The Institute of Directors has found a dramatic drop in business confidence following the general election ending with a hung parliament with director-general Stephen Martin claiming the resulting political uncertainty could have disastrous consequences for the UK economy.
The nearly 700 members of the IoD who took the survey are keen to see quick agreement with the European Union on transitional arrangements surrounding the UK’s withdrawal, and clarity on the status of EU workers in the United Kingdom.
The overall priority for the new government, according to IoD members who have taken the survey since noon on Friday, must be reaching a new trade deal with the European Union. On the domestic front, work to deliver a higher skilled workforce and better quality infrastructure is considered vitally important.
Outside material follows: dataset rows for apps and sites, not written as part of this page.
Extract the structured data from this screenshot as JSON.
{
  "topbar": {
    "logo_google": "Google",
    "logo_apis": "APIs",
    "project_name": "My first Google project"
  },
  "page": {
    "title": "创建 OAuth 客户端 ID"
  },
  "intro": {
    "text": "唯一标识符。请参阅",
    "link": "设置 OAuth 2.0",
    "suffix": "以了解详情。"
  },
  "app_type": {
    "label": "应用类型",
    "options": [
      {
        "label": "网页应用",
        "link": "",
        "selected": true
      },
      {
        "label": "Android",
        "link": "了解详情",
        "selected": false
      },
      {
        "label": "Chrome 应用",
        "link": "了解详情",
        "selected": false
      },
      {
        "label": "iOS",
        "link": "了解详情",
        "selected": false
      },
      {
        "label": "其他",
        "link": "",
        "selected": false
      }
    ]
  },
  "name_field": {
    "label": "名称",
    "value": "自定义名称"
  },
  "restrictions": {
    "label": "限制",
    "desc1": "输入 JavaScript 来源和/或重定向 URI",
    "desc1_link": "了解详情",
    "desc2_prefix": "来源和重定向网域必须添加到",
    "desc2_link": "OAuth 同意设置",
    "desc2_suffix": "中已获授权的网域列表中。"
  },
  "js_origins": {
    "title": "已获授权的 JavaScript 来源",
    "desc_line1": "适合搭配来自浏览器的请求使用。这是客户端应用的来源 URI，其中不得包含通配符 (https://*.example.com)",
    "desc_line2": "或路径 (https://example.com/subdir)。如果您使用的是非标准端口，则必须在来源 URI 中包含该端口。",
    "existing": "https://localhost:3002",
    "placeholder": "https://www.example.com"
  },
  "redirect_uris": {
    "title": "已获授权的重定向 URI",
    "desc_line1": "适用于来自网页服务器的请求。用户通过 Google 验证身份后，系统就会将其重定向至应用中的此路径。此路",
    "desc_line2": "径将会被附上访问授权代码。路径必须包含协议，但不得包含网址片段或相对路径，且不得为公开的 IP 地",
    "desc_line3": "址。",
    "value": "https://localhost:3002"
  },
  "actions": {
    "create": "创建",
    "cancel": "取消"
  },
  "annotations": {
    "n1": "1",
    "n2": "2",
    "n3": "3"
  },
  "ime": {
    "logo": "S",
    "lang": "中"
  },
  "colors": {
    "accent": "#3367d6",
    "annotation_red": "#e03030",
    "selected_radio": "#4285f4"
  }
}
The key findings of the survey:
- 65% of IoD members believe uncertainty over the make-up of the Government is ‘a significant concern’ for the UK economy, with a further 27% describing it as a ‘slight concern’ – a total of 92% therefore believing it to be a concern
- There has been a negative swing of 34 points in confidence in the UK economy from our last survey in May. While 20% are optimistic about the UK economy over the next 12 months, some 57% are now either quite or very pessimistic – a -37 ‘net confidence’ score. This compares with May, in which 34% registered their optimism, and only 37% reported pessimism – just -3
- A majority (59%) believe a further election later this year would be somewhat or very unwelcome. Only 23% felt a further election would be welcome
Martin said: “It is hard to overstate what a dramatic impact the current political uncertainty is having on business leaders, and the consequences could – if not addressed immediately – be disastrous for the UK economy. The needs of business and discussion of the economy were largely absent from the campaign, but this crash in confidence shows how urgently that must change in the new government.
“It was disheartening that the only reference the Prime Minister made to prosperity in her Downing Street statement was to emphasise the need to share it, rather than create it in the first place. With global headwinds and political uncertainty at the front of business leaders’ minds, it would be wise for this administration to re-emphasise its commitment to a pro-business environment here at home.
“Business leaders will be acutely aware that Parliaments without majorities are more prone to politicking and point-scoring than most. If we do indeed see a minority Government, both sides of the aisle must swallow their pride and work on a cross-party basis on the most important issues. The last thing business leaders need is a Parliament in paralysis, and the consequences for British businesses and for the UK as an investment destination would be severe.
“Saying this, there is also little appetite for a further election this year, and indeed business leaders are keener to see the new Government get to work in Brussels and on the domestic front. Ensuring negotiations start well, and delivering higher quality skills and infrastructure across the country, must be the priority.”
In a separate report by the Harvard Kennedy School of Business, most SMEs said they were keen to remain in the European single market and customs union. The report, by former shadow chancellor Ed Balls and Peter Sands, previously in charge of investment bank Standard Chartered, found that, of the 50 surveyed, all were concerned about rising costs from tariffs and customs controls while many were worried about the UK leaving the EU without a deal at all.
Sands told the BBC: “When it comes down to it most would prefer to be in the single market – that makes it easier for them to do business, and if they can’t get that they want a free trade agreement or something as close to the single market as possible.”